What’s long-term value of masters in reparations advocacy?
THE EDITOR, Madam:
I am writing with reference to David Salmon’s article in The Gleaner of August 31, titled ‘Pragmatic reparations versus noise’, in which he pointed to the joint masters programme (MA/MSc) in Reparatory Justice. This programme has been launched in collaboration between the University of Glasgow and The University of the West Indies (UWI) as an initiative of the Glasgow-Caribbean Centre for Development Research established in 2019. Salmon raised concern about this programme. I thought he might have been wrong and the course was about reparatory justice, meaning dispute settlement.
According to a press release, this is a double masters programme in reparatory justice and is promoting reparations studies and advocacy. Scholarships are offered and the course starts this month.

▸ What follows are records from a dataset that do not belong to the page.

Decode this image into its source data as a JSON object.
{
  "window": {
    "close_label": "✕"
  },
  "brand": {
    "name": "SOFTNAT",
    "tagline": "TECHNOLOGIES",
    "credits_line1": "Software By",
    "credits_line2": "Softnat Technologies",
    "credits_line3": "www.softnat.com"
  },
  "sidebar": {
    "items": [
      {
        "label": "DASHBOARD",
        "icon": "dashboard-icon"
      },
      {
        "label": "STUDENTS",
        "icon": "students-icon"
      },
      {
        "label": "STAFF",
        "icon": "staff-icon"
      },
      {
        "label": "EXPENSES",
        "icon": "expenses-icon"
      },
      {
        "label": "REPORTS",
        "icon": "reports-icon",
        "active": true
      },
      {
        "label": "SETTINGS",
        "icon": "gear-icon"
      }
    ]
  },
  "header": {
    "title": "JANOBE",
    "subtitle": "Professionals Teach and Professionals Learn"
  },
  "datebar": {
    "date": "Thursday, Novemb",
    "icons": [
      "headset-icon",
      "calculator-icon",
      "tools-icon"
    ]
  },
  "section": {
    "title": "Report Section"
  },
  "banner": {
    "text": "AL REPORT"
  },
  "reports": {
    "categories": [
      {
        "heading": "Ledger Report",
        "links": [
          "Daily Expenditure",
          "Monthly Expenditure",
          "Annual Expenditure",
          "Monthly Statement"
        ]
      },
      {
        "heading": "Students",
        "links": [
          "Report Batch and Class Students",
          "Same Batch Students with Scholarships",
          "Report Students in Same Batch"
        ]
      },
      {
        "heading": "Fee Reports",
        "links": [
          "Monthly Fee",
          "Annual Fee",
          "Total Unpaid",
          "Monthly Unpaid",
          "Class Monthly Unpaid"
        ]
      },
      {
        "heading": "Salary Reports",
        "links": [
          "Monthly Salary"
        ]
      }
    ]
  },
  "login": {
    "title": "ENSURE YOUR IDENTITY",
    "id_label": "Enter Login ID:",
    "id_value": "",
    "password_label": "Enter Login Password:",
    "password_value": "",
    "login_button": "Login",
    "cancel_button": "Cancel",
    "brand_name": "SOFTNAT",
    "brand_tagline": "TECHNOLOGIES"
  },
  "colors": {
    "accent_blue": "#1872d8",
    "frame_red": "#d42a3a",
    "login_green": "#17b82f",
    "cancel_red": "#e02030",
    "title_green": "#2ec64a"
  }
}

As we know, in the world rankings for homicide, the top-10 countries include several CARICOM countries headed by Jamaica. We are in bondage to crime and violence. Would we have benefited more from a reparatory justice masters programme aimed at reducing crime and violence? According to Minister of Justice Delroy Chuck, restorative (reparatory) justice could play a greater role in curbing crime.

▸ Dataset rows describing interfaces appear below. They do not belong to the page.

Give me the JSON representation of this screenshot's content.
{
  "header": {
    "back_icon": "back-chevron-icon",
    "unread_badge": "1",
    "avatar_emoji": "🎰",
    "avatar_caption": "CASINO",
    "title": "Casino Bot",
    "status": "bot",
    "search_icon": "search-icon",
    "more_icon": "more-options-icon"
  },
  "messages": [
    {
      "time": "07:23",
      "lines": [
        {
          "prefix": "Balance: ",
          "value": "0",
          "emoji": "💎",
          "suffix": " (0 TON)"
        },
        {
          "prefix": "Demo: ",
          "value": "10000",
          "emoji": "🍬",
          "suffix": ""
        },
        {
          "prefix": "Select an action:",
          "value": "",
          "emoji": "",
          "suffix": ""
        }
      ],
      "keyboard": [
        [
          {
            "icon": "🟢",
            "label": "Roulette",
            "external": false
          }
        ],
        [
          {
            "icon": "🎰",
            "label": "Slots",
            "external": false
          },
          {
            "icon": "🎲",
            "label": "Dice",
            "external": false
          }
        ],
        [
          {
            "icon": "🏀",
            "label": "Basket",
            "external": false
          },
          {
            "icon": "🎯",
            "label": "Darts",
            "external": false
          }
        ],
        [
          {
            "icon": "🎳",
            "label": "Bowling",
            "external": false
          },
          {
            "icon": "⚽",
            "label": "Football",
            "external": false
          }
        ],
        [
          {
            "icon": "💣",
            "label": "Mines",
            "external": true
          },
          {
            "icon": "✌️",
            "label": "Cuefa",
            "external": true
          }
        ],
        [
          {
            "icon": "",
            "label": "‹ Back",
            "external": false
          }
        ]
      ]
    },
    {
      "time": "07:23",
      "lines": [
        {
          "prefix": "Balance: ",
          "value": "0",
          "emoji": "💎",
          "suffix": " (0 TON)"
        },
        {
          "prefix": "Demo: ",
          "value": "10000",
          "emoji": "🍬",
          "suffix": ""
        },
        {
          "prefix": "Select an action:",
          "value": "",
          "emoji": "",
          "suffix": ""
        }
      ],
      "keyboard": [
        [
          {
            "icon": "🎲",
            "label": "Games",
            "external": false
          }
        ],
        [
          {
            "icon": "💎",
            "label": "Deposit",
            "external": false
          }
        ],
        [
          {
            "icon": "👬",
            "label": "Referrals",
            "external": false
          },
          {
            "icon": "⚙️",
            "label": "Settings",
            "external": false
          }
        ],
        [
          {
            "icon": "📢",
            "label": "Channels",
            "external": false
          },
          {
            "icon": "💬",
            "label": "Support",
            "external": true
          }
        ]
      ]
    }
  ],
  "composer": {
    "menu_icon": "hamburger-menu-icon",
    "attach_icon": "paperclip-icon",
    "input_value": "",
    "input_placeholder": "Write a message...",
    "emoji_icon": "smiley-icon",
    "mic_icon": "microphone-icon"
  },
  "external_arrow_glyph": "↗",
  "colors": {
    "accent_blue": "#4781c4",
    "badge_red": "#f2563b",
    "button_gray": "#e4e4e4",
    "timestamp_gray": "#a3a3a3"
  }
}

What really is the long-term value to the region of a double masters in reparatory justice, promoting reparations advocacy?